Those of you familiar with my earlier work will recognize the drawing above from, Military Maintenance for MB/GPW jeeps 1941-45. It is not my intention to duplicate that work here but to bring into this discussion of transmissions those portions that may be appropriate.
While assembling the lower part of the T-84J is not impossible to do without this tool. However, having and using the tool certainly makes it easier.
The tool is easy to make, any machinist should be able to whip one out for you in no time. Mac McCluskey is a skilled machinist who agreed to make a copy of the above tool for our testing.
We use a tool that can be made very easily and saves much time and profanity when there are 1/4-ton jeep transmissions to work on.
To line up the thrust washers on the countershaft, which must be set in the case before the clutch shaft can be installed, use a tool of the dimensions shown in the Fig. above.

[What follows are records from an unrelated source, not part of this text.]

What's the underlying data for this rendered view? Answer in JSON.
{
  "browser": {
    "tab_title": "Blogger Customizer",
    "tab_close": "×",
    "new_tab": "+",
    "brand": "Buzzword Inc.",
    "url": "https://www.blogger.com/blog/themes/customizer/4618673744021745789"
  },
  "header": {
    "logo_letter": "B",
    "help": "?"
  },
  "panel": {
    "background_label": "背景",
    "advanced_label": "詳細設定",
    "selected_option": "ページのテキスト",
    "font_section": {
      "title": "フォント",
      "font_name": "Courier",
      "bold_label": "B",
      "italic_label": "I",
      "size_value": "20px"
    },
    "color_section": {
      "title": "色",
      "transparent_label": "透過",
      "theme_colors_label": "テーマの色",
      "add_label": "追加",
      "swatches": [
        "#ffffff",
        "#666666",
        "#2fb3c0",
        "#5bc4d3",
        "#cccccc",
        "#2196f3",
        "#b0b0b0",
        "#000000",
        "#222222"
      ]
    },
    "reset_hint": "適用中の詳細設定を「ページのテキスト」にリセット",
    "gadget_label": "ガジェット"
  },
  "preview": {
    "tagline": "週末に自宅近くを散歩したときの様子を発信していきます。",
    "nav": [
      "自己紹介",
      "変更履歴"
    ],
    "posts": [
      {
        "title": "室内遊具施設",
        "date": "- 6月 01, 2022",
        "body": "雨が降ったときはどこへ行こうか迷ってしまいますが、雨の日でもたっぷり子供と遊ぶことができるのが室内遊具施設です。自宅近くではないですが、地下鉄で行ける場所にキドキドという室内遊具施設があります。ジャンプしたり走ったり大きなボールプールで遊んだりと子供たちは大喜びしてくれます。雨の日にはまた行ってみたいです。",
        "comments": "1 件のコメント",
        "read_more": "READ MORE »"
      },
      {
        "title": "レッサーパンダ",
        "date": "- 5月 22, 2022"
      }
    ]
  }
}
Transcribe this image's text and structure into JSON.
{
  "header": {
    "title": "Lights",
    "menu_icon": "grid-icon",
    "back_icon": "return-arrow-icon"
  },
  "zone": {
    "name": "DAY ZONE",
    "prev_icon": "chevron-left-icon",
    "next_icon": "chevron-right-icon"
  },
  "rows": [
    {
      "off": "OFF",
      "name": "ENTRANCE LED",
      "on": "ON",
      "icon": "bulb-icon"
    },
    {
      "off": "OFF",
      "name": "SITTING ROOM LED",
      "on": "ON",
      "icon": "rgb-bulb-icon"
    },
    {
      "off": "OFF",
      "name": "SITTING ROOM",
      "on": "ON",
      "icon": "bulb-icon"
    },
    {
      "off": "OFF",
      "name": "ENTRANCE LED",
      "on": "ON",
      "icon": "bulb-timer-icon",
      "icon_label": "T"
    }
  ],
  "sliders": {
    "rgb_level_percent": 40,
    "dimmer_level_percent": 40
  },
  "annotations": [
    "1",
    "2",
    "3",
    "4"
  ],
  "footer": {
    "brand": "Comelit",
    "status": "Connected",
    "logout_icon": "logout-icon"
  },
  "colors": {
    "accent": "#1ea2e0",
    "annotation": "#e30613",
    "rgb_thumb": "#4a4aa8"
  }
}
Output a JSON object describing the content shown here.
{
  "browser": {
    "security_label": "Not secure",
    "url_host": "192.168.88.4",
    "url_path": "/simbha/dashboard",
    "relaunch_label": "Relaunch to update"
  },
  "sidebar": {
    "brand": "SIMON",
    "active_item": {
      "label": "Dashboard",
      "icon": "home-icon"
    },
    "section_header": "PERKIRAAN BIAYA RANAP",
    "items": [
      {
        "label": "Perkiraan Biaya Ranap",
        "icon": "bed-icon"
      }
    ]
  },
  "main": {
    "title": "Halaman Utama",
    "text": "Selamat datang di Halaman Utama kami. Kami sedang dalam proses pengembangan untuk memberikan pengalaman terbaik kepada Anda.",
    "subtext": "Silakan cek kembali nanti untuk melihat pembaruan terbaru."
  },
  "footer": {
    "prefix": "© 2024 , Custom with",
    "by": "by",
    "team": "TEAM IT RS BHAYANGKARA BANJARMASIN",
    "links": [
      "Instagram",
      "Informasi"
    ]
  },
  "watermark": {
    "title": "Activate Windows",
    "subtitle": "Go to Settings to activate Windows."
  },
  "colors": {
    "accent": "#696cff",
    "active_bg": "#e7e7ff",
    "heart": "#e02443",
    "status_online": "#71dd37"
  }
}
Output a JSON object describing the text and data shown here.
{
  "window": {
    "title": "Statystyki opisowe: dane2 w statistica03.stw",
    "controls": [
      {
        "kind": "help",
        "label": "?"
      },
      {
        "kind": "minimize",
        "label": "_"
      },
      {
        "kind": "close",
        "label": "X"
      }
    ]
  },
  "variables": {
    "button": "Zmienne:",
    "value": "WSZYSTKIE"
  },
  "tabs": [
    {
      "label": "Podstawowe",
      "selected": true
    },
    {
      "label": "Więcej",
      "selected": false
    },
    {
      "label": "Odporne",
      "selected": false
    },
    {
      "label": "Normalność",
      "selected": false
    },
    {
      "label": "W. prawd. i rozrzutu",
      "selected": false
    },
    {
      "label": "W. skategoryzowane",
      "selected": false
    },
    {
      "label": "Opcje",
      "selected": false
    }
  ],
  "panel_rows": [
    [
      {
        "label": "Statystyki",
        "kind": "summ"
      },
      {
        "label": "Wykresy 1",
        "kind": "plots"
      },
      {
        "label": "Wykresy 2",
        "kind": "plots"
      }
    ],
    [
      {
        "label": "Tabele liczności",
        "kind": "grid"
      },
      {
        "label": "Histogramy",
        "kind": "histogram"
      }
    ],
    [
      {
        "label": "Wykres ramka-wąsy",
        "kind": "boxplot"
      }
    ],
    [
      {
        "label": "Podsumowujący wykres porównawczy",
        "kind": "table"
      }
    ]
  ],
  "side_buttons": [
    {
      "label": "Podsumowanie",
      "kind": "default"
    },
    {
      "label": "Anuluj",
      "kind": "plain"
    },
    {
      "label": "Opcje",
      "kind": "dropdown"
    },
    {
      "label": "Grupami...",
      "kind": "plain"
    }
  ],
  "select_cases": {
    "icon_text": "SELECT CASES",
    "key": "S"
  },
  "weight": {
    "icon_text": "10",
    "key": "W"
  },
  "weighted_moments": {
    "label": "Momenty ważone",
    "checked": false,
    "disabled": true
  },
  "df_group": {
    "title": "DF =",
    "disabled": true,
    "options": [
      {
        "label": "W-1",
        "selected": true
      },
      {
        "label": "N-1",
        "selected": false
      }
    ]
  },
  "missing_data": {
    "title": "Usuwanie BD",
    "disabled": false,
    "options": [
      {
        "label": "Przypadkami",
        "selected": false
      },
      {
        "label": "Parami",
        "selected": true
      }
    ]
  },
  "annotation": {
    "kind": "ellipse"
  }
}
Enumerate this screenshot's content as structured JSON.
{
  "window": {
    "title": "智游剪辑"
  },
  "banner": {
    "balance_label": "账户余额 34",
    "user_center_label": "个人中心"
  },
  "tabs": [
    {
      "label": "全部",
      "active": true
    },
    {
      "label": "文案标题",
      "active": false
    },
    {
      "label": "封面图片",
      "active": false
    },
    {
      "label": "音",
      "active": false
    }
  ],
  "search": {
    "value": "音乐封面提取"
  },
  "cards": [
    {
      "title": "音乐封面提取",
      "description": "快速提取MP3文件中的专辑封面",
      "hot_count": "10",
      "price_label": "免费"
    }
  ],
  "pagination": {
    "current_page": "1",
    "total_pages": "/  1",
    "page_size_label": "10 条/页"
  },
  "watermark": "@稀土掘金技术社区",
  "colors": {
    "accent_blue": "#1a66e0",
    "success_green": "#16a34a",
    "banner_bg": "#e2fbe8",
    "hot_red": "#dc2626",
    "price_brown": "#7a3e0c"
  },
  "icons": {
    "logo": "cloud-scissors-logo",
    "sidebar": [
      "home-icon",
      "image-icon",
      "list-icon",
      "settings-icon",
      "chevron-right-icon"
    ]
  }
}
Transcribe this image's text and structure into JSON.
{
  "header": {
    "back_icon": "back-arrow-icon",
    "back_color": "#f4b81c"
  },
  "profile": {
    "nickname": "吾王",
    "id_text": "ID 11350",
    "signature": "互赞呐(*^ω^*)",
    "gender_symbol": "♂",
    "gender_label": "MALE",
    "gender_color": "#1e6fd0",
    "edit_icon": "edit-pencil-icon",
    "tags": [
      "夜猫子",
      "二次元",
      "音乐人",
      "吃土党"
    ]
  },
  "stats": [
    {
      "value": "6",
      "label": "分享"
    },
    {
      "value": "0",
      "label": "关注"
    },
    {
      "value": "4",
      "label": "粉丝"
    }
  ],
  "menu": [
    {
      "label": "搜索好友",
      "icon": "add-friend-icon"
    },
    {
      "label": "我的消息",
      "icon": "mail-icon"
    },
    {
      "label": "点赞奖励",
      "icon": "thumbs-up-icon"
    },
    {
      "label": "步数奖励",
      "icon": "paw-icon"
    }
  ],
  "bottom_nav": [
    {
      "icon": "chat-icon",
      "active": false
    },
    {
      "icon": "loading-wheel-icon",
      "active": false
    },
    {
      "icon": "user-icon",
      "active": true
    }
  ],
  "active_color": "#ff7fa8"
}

The tapered end of the tool will pick up and aline the washers. It’s .OO2” smaIIer in diameter than the countershaft and slides through the clusters easily.
The countershaft is used to push the tool through. Since both tool and shaft have flat ends, the washers arc picked up smoothly by the shaft and are not bent or chipped.
T/5 Robert E. Bayes
Ed. Note-Good idea—in fact, it’s similar to what the manufacturers use. A little grease on the washers helps to hold them in place during assembly.
You might also be interested in our book, Trouble Shooting and Repairing the T-84 Transmission. I wrote this book to make it easy for the average shade tree mechanic to work on the WW2 jeep transmission. Why it was almost fun!